NASA spacewalkers Jessica Meir and Christina Koch successfully installed two new lithium-ion batteries on Wednesday that store and distribute power collected from solar arrays on the station’s Port-6 truss structure. They will finish the battery replacement work during another six-and-a-half-hour spacewalk scheduled for Monday at 6:50 a.m. EST. NASA TV begins its live coverage of the spacewalk activities at 5:30 a.m.

The third spacewalk is planned for Jan. 25 with astronauts Andrew Morgan and Luca Parmitano. They will finish the complex thermal repair work they began last year on the Alpha Magnetic Spectrometer, an astrophysics device searching for evidence of antimatter and dark matter.

All four astronauts met in the afternoon and called down to Mission Control for a briefing with spacewalk specialists. The quartet had a routine discussion with the engineers about spacewalking gear and procedures.

On the Russian side of the orbiting lab, the two veteran cosmonauts worked back and forth on space science and the upkeep of the space station. Alexander Skvortsov spent a portion of his day on cell biology research before servicing an exercise cycle. Oleg Skripochka checked out a variety of hardware that detects micrometeoroid impacts on the station and observes natural catastrophes on Earth.

Astronauts Wrap Up First Spacewalk of 2020

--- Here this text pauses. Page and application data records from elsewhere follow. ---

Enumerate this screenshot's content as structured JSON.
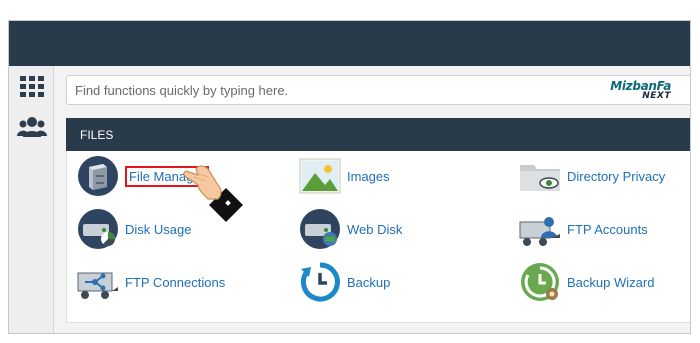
{
  "search": {
    "placeholder": "Find functions quickly by typing here."
  },
  "brand": {
    "logo_line1": "MizbanFa",
    "logo_line2": "NEXT"
  },
  "section": {
    "title": "FILES"
  },
  "items": [
    {
      "label": "File Manager"
    },
    {
      "label": "Images"
    },
    {
      "label": "Directory Privacy"
    },
    {
      "label": "Disk Usage"
    },
    {
      "label": "Web Disk"
    },
    {
      "label": "FTP Accounts"
    },
    {
      "label": "FTP Connections"
    },
    {
      "label": "Backup"
    },
    {
      "label": "Backup Wizard"
    }
  ],
  "colors": {
    "topbar": "#293a4a",
    "link": "#1f6fb6",
    "highlight": "#e5151c"
  },
  "icons": [
    "grid-icon",
    "users-icon"
  ]
}
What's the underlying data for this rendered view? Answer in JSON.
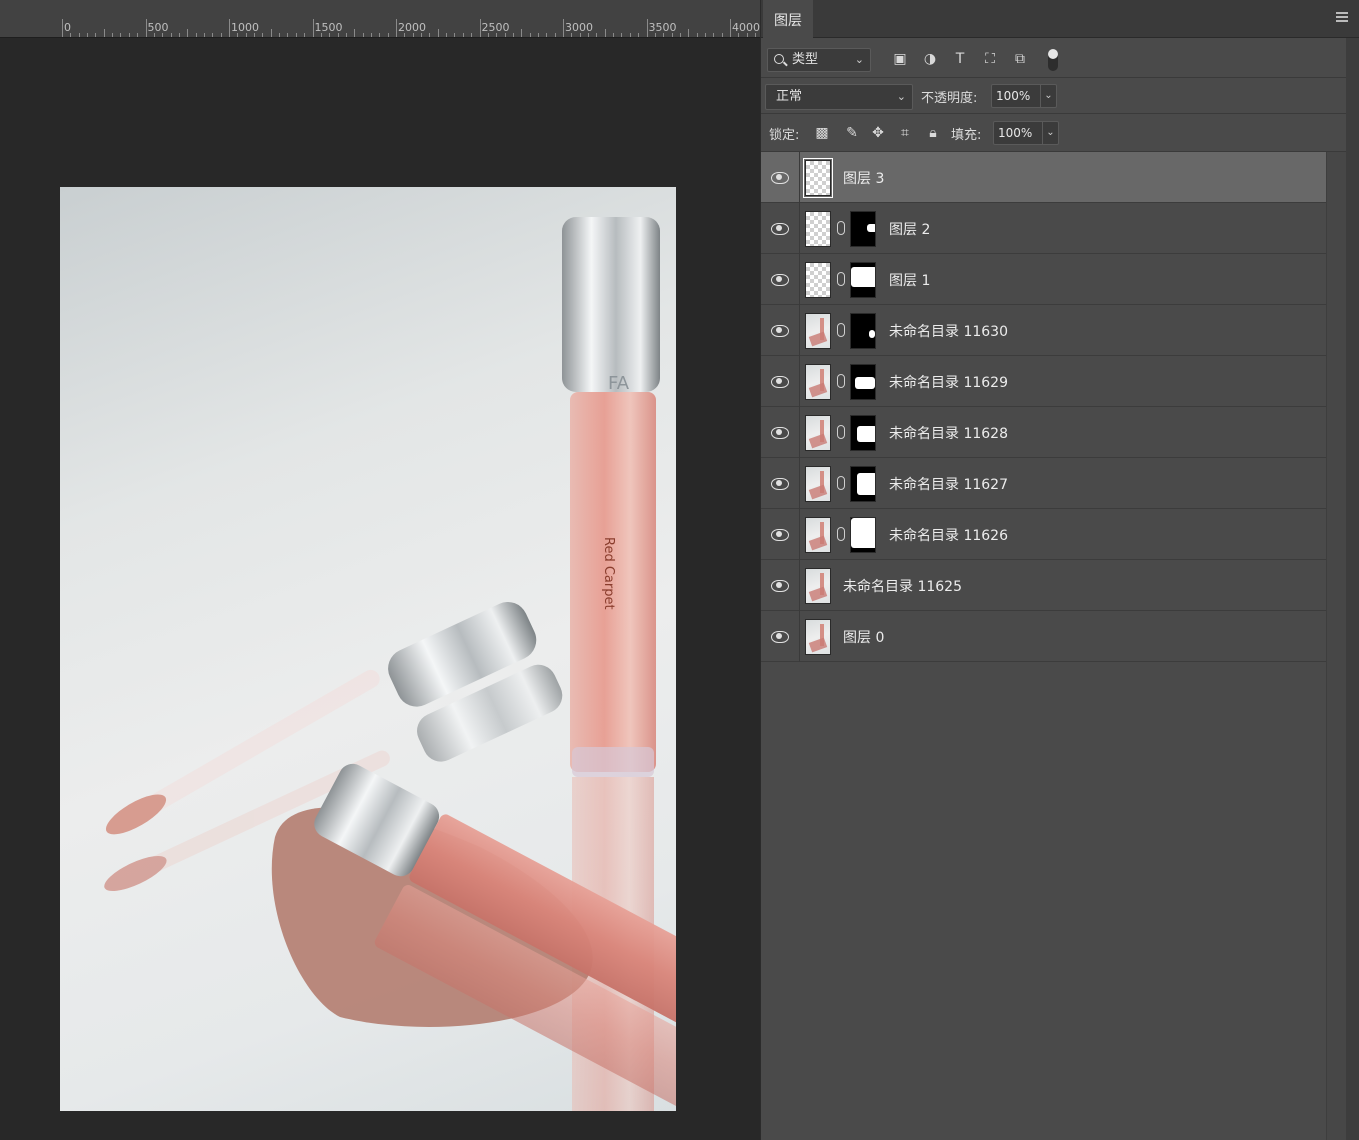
{
  "ruler": {
    "labels": [
      "0",
      "500",
      "1000",
      "1500",
      "2000",
      "2500",
      "3000",
      "3500",
      "4000"
    ]
  },
  "panel": {
    "tab_label": "图层",
    "filter": {
      "label": "类型"
    },
    "filter_icons": [
      "image-filter-icon",
      "adjustment-filter-icon",
      "type-filter-icon",
      "shape-filter-icon",
      "smart-object-filter-icon"
    ],
    "blend_mode": "正常",
    "opacity_label": "不透明度:",
    "opacity_value": "100%",
    "lock_label": "锁定:",
    "fill_label": "填充:",
    "fill_value": "100%"
  },
  "layers": [
    {
      "name": "图层 3",
      "selected": true,
      "thumb": "transparent",
      "mask": false
    },
    {
      "name": "图层 2",
      "selected": false,
      "thumb": "transparent",
      "mask": true
    },
    {
      "name": "图层 1",
      "selected": false,
      "thumb": "transparent",
      "mask": true
    },
    {
      "name": "未命名目录 11630",
      "selected": false,
      "thumb": "photo",
      "mask": true
    },
    {
      "name": "未命名目录 11629",
      "selected": false,
      "thumb": "photo",
      "mask": true
    },
    {
      "name": "未命名目录 11628",
      "selected": false,
      "thumb": "photo",
      "mask": true
    },
    {
      "name": "未命名目录 11627",
      "selected": false,
      "thumb": "photo",
      "mask": true
    },
    {
      "name": "未命名目录 11626",
      "selected": false,
      "thumb": "photo",
      "mask": true
    },
    {
      "name": "未命名目录 11625",
      "selected": false,
      "thumb": "photo",
      "mask": false
    },
    {
      "name": "图层 0",
      "selected": false,
      "thumb": "photo",
      "mask": false
    }
  ],
  "document": {
    "product_text_1": "FA",
    "product_text_2": "Red Carpet"
  }
}
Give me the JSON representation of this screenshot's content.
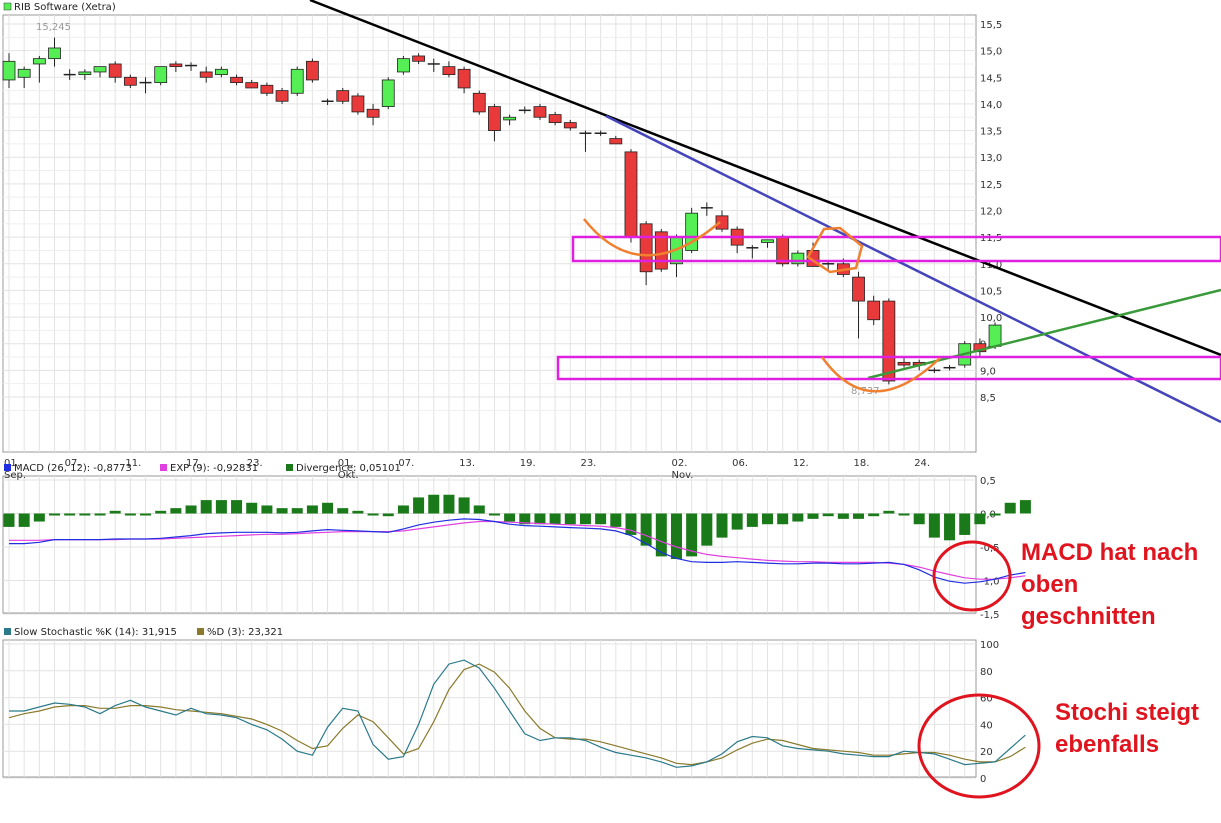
{
  "colors": {
    "up": "#55ee55",
    "down": "#e83a3a",
    "macd": "#1f2ee0",
    "signal": "#e040e0",
    "divergence": "#1a7a1a",
    "stoch_k": "#2b7a8a",
    "stoch_d": "#8a7a2b",
    "resistance_band": "#e020e0",
    "downtrend_black": "#000000",
    "downtrend_blue": "#4444bb",
    "uptrend_green": "#3a9a3a",
    "shape_orange": "#f08030",
    "annotation_red": "#e0141e"
  },
  "chart_data": [
    {
      "type": "candlestick",
      "legend": "RIB Software (Xetra)",
      "ylim": [
        8.1,
        15.65
      ],
      "yticks": [
        "15,5",
        "15,0",
        "14,5",
        "14,0",
        "13,5",
        "13,0",
        "12,5",
        "12,0",
        "11,5",
        "11,0",
        "10,5",
        "10,0",
        "9,5",
        "9,0",
        "8,5"
      ],
      "ytick_values": [
        15.5,
        15.0,
        14.5,
        14.0,
        13.5,
        13.0,
        12.5,
        12.0,
        11.5,
        11.0,
        10.5,
        10.0,
        9.5,
        9.0,
        8.5
      ],
      "xticks": [
        {
          "label": "01.",
          "sub": "Sep.",
          "index": 0
        },
        {
          "label": "07.",
          "sub": "",
          "index": 4
        },
        {
          "label": "11.",
          "sub": "",
          "index": 8
        },
        {
          "label": "17.",
          "sub": "",
          "index": 12
        },
        {
          "label": "23.",
          "sub": "",
          "index": 16
        },
        {
          "label": "01.",
          "sub": "Okt.",
          "index": 22
        },
        {
          "label": "07.",
          "sub": "",
          "index": 26
        },
        {
          "label": "13.",
          "sub": "",
          "index": 30
        },
        {
          "label": "19.",
          "sub": "",
          "index": 34
        },
        {
          "label": "23.",
          "sub": "",
          "index": 38
        },
        {
          "label": "02.",
          "sub": "Nov.",
          "index": 44
        },
        {
          "label": "06.",
          "sub": "",
          "index": 48
        },
        {
          "label": "12.",
          "sub": "",
          "index": 52
        },
        {
          "label": "18.",
          "sub": "",
          "index": 56
        },
        {
          "label": "24.",
          "sub": "",
          "index": 60
        }
      ],
      "max_label": "15,245",
      "min_label": "8,737",
      "candles": [
        {
          "o": 14.45,
          "h": 14.95,
          "l": 14.3,
          "c": 14.8
        },
        {
          "o": 14.5,
          "h": 14.7,
          "l": 14.3,
          "c": 14.65
        },
        {
          "o": 14.75,
          "h": 14.9,
          "l": 14.4,
          "c": 14.85
        },
        {
          "o": 14.85,
          "h": 15.245,
          "l": 14.7,
          "c": 15.05
        },
        {
          "o": 14.55,
          "h": 14.65,
          "l": 14.45,
          "c": 14.55
        },
        {
          "o": 14.55,
          "h": 14.65,
          "l": 14.45,
          "c": 14.6
        },
        {
          "o": 14.6,
          "h": 14.7,
          "l": 14.5,
          "c": 14.7
        },
        {
          "o": 14.75,
          "h": 14.8,
          "l": 14.4,
          "c": 14.5
        },
        {
          "o": 14.5,
          "h": 14.55,
          "l": 14.3,
          "c": 14.35
        },
        {
          "o": 14.4,
          "h": 14.5,
          "l": 14.2,
          "c": 14.4
        },
        {
          "o": 14.4,
          "h": 14.7,
          "l": 14.35,
          "c": 14.7
        },
        {
          "o": 14.75,
          "h": 14.8,
          "l": 14.6,
          "c": 14.7
        },
        {
          "o": 14.72,
          "h": 14.78,
          "l": 14.62,
          "c": 14.72
        },
        {
          "o": 14.6,
          "h": 14.7,
          "l": 14.4,
          "c": 14.5
        },
        {
          "o": 14.55,
          "h": 14.7,
          "l": 14.5,
          "c": 14.65
        },
        {
          "o": 14.5,
          "h": 14.55,
          "l": 14.35,
          "c": 14.4
        },
        {
          "o": 14.4,
          "h": 14.45,
          "l": 14.3,
          "c": 14.3
        },
        {
          "o": 14.35,
          "h": 14.4,
          "l": 14.15,
          "c": 14.2
        },
        {
          "o": 14.25,
          "h": 14.3,
          "l": 14.0,
          "c": 14.05
        },
        {
          "o": 14.2,
          "h": 14.7,
          "l": 14.15,
          "c": 14.65
        },
        {
          "o": 14.8,
          "h": 14.85,
          "l": 14.4,
          "c": 14.45
        },
        {
          "o": 14.05,
          "h": 14.1,
          "l": 13.98,
          "c": 14.05
        },
        {
          "o": 14.25,
          "h": 14.3,
          "l": 14.0,
          "c": 14.05
        },
        {
          "o": 14.15,
          "h": 14.2,
          "l": 13.8,
          "c": 13.85
        },
        {
          "o": 13.9,
          "h": 14.0,
          "l": 13.6,
          "c": 13.75
        },
        {
          "o": 13.95,
          "h": 14.5,
          "l": 13.9,
          "c": 14.45
        },
        {
          "o": 14.6,
          "h": 14.9,
          "l": 14.55,
          "c": 14.85
        },
        {
          "o": 14.9,
          "h": 14.95,
          "l": 14.75,
          "c": 14.8
        },
        {
          "o": 14.75,
          "h": 14.85,
          "l": 14.6,
          "c": 14.75
        },
        {
          "o": 14.7,
          "h": 14.8,
          "l": 14.5,
          "c": 14.55
        },
        {
          "o": 14.65,
          "h": 14.7,
          "l": 14.2,
          "c": 14.3
        },
        {
          "o": 14.2,
          "h": 14.25,
          "l": 13.8,
          "c": 13.85
        },
        {
          "o": 13.95,
          "h": 14.0,
          "l": 13.3,
          "c": 13.5
        },
        {
          "o": 13.7,
          "h": 13.8,
          "l": 13.6,
          "c": 13.75
        },
        {
          "o": 13.88,
          "h": 13.95,
          "l": 13.82,
          "c": 13.88
        },
        {
          "o": 13.95,
          "h": 14.0,
          "l": 13.7,
          "c": 13.75
        },
        {
          "o": 13.8,
          "h": 13.85,
          "l": 13.6,
          "c": 13.65
        },
        {
          "o": 13.65,
          "h": 13.7,
          "l": 13.5,
          "c": 13.55
        },
        {
          "o": 13.45,
          "h": 13.5,
          "l": 13.1,
          "c": 13.45
        },
        {
          "o": 13.45,
          "h": 13.5,
          "l": 13.4,
          "c": 13.45
        },
        {
          "o": 13.35,
          "h": 13.4,
          "l": 13.25,
          "c": 13.25
        },
        {
          "o": 13.1,
          "h": 13.15,
          "l": 11.4,
          "c": 11.5
        },
        {
          "o": 11.75,
          "h": 11.8,
          "l": 10.6,
          "c": 10.85
        },
        {
          "o": 11.6,
          "h": 11.65,
          "l": 10.85,
          "c": 10.9
        },
        {
          "o": 11.0,
          "h": 11.55,
          "l": 10.75,
          "c": 11.5
        },
        {
          "o": 11.25,
          "h": 12.05,
          "l": 11.2,
          "c": 11.95
        },
        {
          "o": 12.05,
          "h": 12.15,
          "l": 11.9,
          "c": 12.05
        },
        {
          "o": 11.9,
          "h": 12.0,
          "l": 11.6,
          "c": 11.65
        },
        {
          "o": 11.65,
          "h": 11.7,
          "l": 11.2,
          "c": 11.35
        },
        {
          "o": 11.3,
          "h": 11.35,
          "l": 11.1,
          "c": 11.3
        },
        {
          "o": 11.4,
          "h": 11.45,
          "l": 11.3,
          "c": 11.45
        },
        {
          "o": 11.5,
          "h": 11.55,
          "l": 10.95,
          "c": 11.0
        },
        {
          "o": 11.0,
          "h": 11.25,
          "l": 10.95,
          "c": 11.2
        },
        {
          "o": 11.25,
          "h": 11.4,
          "l": 10.95,
          "c": 10.95
        },
        {
          "o": 11.0,
          "h": 11.05,
          "l": 10.85,
          "c": 11.0
        },
        {
          "o": 11.0,
          "h": 11.1,
          "l": 10.75,
          "c": 10.8
        },
        {
          "o": 10.75,
          "h": 10.85,
          "l": 9.6,
          "c": 10.3
        },
        {
          "o": 10.3,
          "h": 10.4,
          "l": 9.85,
          "c": 9.95
        },
        {
          "o": 10.3,
          "h": 10.35,
          "l": 8.737,
          "c": 8.8
        },
        {
          "o": 9.15,
          "h": 9.25,
          "l": 9.05,
          "c": 9.1
        },
        {
          "o": 9.15,
          "h": 9.2,
          "l": 9.0,
          "c": 9.1
        },
        {
          "o": 9.0,
          "h": 9.05,
          "l": 8.95,
          "c": 9.0
        },
        {
          "o": 9.05,
          "h": 9.1,
          "l": 9.0,
          "c": 9.05
        },
        {
          "o": 9.1,
          "h": 9.55,
          "l": 9.05,
          "c": 9.5
        },
        {
          "o": 9.5,
          "h": 9.6,
          "l": 9.25,
          "c": 9.35
        },
        {
          "o": 9.45,
          "h": 9.9,
          "l": 9.4,
          "c": 9.85
        }
      ]
    },
    {
      "type": "line",
      "legend": [
        {
          "key": "macd",
          "label": "MACD (26, 12): -0,8773"
        },
        {
          "key": "exp",
          "label": "EXP (9): -0,92831"
        },
        {
          "key": "div",
          "label": "Divergence: 0,05101"
        }
      ],
      "ylim": [
        -1.5,
        0.5
      ],
      "yticks": [
        "0,5",
        "0,0",
        "-0,5",
        "-1,0",
        "-1,5"
      ],
      "ytick_values": [
        0.5,
        0.0,
        -0.5,
        -1.0,
        -1.5
      ],
      "macd": [
        -0.45,
        -0.45,
        -0.43,
        -0.39,
        -0.39,
        -0.39,
        -0.39,
        -0.38,
        -0.38,
        -0.38,
        -0.37,
        -0.35,
        -0.33,
        -0.3,
        -0.29,
        -0.28,
        -0.28,
        -0.28,
        -0.29,
        -0.28,
        -0.26,
        -0.24,
        -0.25,
        -0.26,
        -0.27,
        -0.28,
        -0.23,
        -0.17,
        -0.13,
        -0.1,
        -0.08,
        -0.09,
        -0.12,
        -0.16,
        -0.18,
        -0.19,
        -0.2,
        -0.21,
        -0.22,
        -0.23,
        -0.26,
        -0.33,
        -0.45,
        -0.58,
        -0.67,
        -0.72,
        -0.73,
        -0.73,
        -0.72,
        -0.73,
        -0.74,
        -0.75,
        -0.75,
        -0.74,
        -0.74,
        -0.75,
        -0.75,
        -0.74,
        -0.73,
        -0.76,
        -0.84,
        -0.95,
        -1.01,
        -1.04,
        -1.02,
        -0.98,
        -0.92,
        -0.88
      ],
      "exp": [
        -0.4,
        -0.4,
        -0.4,
        -0.39,
        -0.39,
        -0.39,
        -0.39,
        -0.39,
        -0.38,
        -0.38,
        -0.38,
        -0.37,
        -0.36,
        -0.35,
        -0.34,
        -0.33,
        -0.32,
        -0.31,
        -0.31,
        -0.3,
        -0.29,
        -0.28,
        -0.27,
        -0.27,
        -0.27,
        -0.27,
        -0.26,
        -0.23,
        -0.2,
        -0.17,
        -0.14,
        -0.12,
        -0.12,
        -0.13,
        -0.14,
        -0.15,
        -0.16,
        -0.17,
        -0.18,
        -0.19,
        -0.21,
        -0.25,
        -0.33,
        -0.42,
        -0.5,
        -0.56,
        -0.61,
        -0.64,
        -0.66,
        -0.68,
        -0.7,
        -0.71,
        -0.72,
        -0.72,
        -0.73,
        -0.73,
        -0.73,
        -0.73,
        -0.74,
        -0.76,
        -0.8,
        -0.86,
        -0.91,
        -0.96,
        -0.98,
        -0.98,
        -0.96,
        -0.93
      ],
      "divergence": [
        -0.05,
        -0.05,
        -0.03,
        0.0,
        0.0,
        0.0,
        0.0,
        0.01,
        0.0,
        0.0,
        0.01,
        0.02,
        0.03,
        0.05,
        0.05,
        0.05,
        0.04,
        0.03,
        0.02,
        0.02,
        0.03,
        0.04,
        0.02,
        0.01,
        0.0,
        -0.01,
        0.03,
        0.06,
        0.07,
        0.07,
        0.06,
        0.03,
        0.0,
        -0.03,
        -0.04,
        -0.04,
        -0.04,
        -0.04,
        -0.04,
        -0.04,
        -0.05,
        -0.08,
        -0.12,
        -0.16,
        -0.17,
        -0.16,
        -0.12,
        -0.09,
        -0.06,
        -0.05,
        -0.04,
        -0.04,
        -0.03,
        -0.02,
        -0.01,
        -0.02,
        -0.02,
        -0.01,
        0.01,
        0.0,
        -0.04,
        -0.09,
        -0.1,
        -0.08,
        -0.04,
        0.0,
        0.04,
        0.05
      ]
    },
    {
      "type": "line",
      "legend": [
        {
          "key": "k",
          "label": "Slow Stochastic %K (14): 31,915"
        },
        {
          "key": "d",
          "label": "%D (3): 23,321"
        }
      ],
      "ylim": [
        0,
        100
      ],
      "yticks": [
        "100",
        "80",
        "60",
        "40",
        "20",
        "0"
      ],
      "ytick_values": [
        100,
        80,
        60,
        40,
        20,
        0
      ],
      "k": [
        50,
        50,
        53,
        56,
        55,
        53,
        48,
        54,
        58,
        53,
        50,
        47,
        52,
        48,
        47,
        45,
        40,
        36,
        29,
        20,
        17,
        38,
        52,
        50,
        25,
        14,
        16,
        40,
        70,
        85,
        88,
        82,
        67,
        50,
        33,
        28,
        30,
        30,
        28,
        23,
        19,
        17,
        15,
        12,
        8,
        9,
        12,
        18,
        27,
        31,
        30,
        24,
        22,
        21,
        20,
        18,
        17,
        16,
        16,
        20,
        19,
        18,
        14,
        10,
        11,
        12,
        22,
        32
      ],
      "d": [
        45,
        48,
        50,
        53,
        54,
        54,
        52,
        52,
        54,
        54,
        53,
        51,
        50,
        49,
        48,
        46,
        44,
        40,
        35,
        28,
        22,
        24,
        37,
        47,
        42,
        30,
        18,
        22,
        42,
        66,
        81,
        85,
        79,
        67,
        50,
        37,
        30,
        29,
        29,
        27,
        24,
        21,
        18,
        15,
        11,
        10,
        12,
        15,
        21,
        26,
        29,
        28,
        25,
        22,
        21,
        20,
        19,
        17,
        17,
        18,
        19,
        19,
        17,
        14,
        12,
        12,
        16,
        23
      ]
    }
  ],
  "annotations": {
    "macd_note": [
      "MACD hat nach",
      "oben",
      "geschnitten"
    ],
    "stoch_note": [
      "Stochi steigt",
      "ebenfalls"
    ]
  }
}
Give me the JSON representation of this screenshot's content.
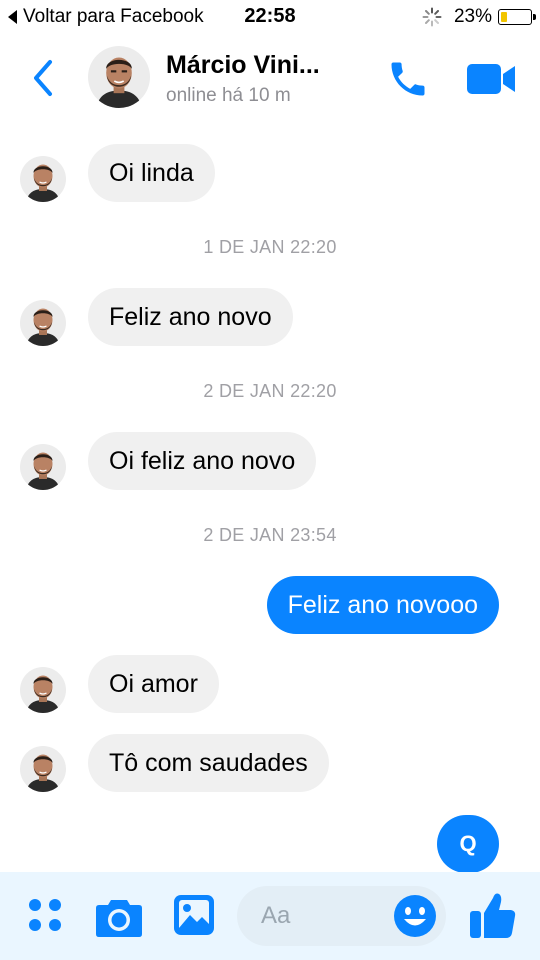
{
  "status_bar": {
    "back_app": "Voltar para Facebook",
    "time": "22:58",
    "battery": "23%",
    "battery_level": 0.23
  },
  "header": {
    "name": "Márcio Vini...",
    "status": "online há 10 m",
    "back_icon": "chevron-left-icon",
    "call_icon": "phone-icon",
    "video_icon": "video-camera-icon"
  },
  "messages": {
    "m1": "Oi linda",
    "t1": "1 DE JAN 22:20",
    "m2": "Feliz ano novo",
    "t2": "2 DE JAN 22:20",
    "m3": "Oi feliz ano novo",
    "t3": "2 DE JAN 23:54",
    "m4": "Feliz ano novooo",
    "m5": "Oi amor",
    "m6": "Tô com saudades"
  },
  "floating": {
    "label": "Q"
  },
  "composer": {
    "placeholder": "Aa",
    "icons": [
      "four-dots-menu-icon",
      "camera-icon",
      "image-gallery-icon",
      "smiley-icon",
      "thumbs-up-icon"
    ]
  },
  "colors": {
    "accent": "#0a84ff",
    "incoming_bubble": "#f0f0f0",
    "timestamp": "#a0a0a5",
    "composer_bg": "#eaf6ff"
  }
}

NASA astronaut Jessica Meir enters the Quest airlock
NASA astronaut Jessica Meir enters the Quest airlock to complete a spacewalk after swapping batteries that store and distribute solar power collected from the solar arrays on the International Space Station.

At 2:04 p.m. EST, Expedition 61 Flight Engineers Christina Koch and Jessica Meir of NASA concluded their spacewalk. During the 7-hour, 29-minute spacewalk, the two NASA astronauts successfully replaced nickel-hydrogen batteries with newer, more powerful lithium-ion batteries for the power channel on one pair of the station’s solar arrays. Meir and Koch are scheduled to venture outside the station again Monday, Jan. 20, for a second battery replacement spacewalk.

The astronauts were also able to accomplish a get-ahead task of relocating the an additional nickel-hydrogen battery to the external pallet in preparation for next week’s spacewalk.

This was the first spacewalk outside the station this year. Space station crew members have now conducted 225 spacewalks in support of assembly and maintenance of the orbiting laboratory. Spacewalkers have spent a total of 58 days, 23 hours, and 12 minutes working outside the station. It is the second time all spacewalkers have been women and the 44th spacewalk to include women.

It was the second spacewalk for Meir, who now has spent a total of 14 hours and 46 minutes spacewalking, and the fifth for Koch for a total of 35 hours and 17 minutes.

Koch arrived to the orbiting laboratory in March 2019 and marked 300 days in space on Jan. 9. She currently holds the record for longest single spaceflight by a woman and will return to Earth on Feb. 6 from an extended duration mission of 11 months in space. Her extended missions provides researchers the opportunity to observe effects of long-duration spaceflight on a woman to prepare for human missions to the Moon and Mars. Meir arrived in Sept. 2019 and is due to return in April.

Learn more about station activities by following the space station blog, @space_station and @ISS_Research on Twitter as well as the ISS Facebook and ISS Instagram accounts.